ALBUQUERQUE, N.M. (AP) — Beth Dennison climbs behind the wheel of a school bus loaded with sandwiches, milk, fruit and vegetables each weekday and rattles over 30 miles of dusty Torrance County roads delivering food to waiting children.
“Just meeting the kids is a perk,” Dennison said as children began boarding at the first meal site – a cluster of manufactured homes laced with dirt roads about five miles west of Moriarty.
“I’d like to see more of these sites next year,” Dennison said of New Mexico’s first-ever mobile meal program. “Torrance County is one of the poorest counties in the state. Lots of families have transportation problems.”
Dennison isn’t alone in her desire to expand the program.
Leaders of child nutrition programs view Moriarty’s mobile meal program as a model and hope to replicate it across New Mexico and other rural states where children are too often stranded far from summer meal sites.

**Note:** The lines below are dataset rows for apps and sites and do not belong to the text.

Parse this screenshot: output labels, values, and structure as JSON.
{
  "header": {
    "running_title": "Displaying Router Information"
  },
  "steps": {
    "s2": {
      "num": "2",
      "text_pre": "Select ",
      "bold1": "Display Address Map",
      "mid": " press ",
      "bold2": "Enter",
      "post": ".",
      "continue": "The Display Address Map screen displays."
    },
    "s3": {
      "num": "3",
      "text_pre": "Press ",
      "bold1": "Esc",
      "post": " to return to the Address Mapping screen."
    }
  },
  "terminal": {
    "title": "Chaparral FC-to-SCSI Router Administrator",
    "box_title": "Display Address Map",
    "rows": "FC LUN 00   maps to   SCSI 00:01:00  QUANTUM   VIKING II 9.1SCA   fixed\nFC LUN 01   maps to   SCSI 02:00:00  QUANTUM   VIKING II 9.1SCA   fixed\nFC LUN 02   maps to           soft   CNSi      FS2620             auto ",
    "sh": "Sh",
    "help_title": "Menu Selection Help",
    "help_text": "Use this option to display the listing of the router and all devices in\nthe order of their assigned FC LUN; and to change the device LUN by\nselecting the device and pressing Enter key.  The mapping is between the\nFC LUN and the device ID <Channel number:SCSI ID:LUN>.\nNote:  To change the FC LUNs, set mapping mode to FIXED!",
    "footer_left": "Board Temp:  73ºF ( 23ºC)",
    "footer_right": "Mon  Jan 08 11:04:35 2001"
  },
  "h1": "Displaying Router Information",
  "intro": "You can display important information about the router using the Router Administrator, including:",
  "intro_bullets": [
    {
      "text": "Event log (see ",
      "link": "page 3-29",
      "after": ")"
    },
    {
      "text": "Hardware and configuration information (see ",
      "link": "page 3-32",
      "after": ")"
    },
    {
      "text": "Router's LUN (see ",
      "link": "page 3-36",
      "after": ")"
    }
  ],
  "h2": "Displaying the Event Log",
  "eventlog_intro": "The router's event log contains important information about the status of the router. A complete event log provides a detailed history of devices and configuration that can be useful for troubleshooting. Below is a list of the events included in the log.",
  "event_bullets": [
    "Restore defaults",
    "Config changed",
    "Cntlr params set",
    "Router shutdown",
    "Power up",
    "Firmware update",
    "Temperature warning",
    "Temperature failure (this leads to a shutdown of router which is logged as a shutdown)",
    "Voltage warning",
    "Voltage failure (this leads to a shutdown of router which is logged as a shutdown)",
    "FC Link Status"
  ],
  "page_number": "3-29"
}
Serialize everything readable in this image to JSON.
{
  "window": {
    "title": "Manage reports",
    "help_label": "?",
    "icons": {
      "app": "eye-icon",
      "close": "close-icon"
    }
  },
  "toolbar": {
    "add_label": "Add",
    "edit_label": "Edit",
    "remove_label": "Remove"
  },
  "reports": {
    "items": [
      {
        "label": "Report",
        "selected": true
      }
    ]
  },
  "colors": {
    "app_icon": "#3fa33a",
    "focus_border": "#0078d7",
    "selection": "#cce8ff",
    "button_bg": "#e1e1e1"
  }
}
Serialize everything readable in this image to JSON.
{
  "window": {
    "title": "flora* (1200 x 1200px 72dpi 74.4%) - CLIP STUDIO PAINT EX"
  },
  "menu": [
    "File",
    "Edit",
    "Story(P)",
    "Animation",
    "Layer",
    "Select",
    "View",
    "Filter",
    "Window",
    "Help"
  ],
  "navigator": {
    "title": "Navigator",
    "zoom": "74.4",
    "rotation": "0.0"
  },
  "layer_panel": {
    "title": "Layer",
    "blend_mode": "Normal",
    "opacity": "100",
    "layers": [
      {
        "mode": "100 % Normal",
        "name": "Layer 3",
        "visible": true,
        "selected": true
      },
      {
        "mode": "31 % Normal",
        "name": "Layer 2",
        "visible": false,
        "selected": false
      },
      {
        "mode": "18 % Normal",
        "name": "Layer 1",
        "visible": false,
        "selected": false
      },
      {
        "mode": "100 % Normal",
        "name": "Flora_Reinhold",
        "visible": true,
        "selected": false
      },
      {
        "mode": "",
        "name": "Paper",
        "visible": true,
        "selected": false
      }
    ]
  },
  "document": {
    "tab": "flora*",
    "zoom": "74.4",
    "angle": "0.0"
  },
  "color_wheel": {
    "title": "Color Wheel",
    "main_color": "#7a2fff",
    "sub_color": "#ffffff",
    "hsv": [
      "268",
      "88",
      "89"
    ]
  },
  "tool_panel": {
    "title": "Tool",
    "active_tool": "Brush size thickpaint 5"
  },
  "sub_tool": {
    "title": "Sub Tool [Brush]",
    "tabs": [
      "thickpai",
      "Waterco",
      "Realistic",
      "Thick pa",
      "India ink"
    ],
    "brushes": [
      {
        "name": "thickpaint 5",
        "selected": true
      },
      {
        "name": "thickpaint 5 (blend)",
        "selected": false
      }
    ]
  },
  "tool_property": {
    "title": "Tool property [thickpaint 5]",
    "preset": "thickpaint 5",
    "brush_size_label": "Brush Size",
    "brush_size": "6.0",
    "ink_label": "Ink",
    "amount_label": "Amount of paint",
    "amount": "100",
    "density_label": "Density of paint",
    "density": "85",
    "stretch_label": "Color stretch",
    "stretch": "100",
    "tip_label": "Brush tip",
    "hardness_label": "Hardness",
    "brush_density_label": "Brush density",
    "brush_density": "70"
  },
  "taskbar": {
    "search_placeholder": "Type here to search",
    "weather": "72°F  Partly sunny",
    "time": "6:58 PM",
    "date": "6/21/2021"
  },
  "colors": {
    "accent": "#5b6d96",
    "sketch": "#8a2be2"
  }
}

Parked nearby in a dirt cul-de-sac is Michael Gonzales, who each morning loads his two young daughters into his car – a former police cruiser – to meet the bus here. Gonzales said he lost his job last winter as a security guard in Albuquerque Login to read more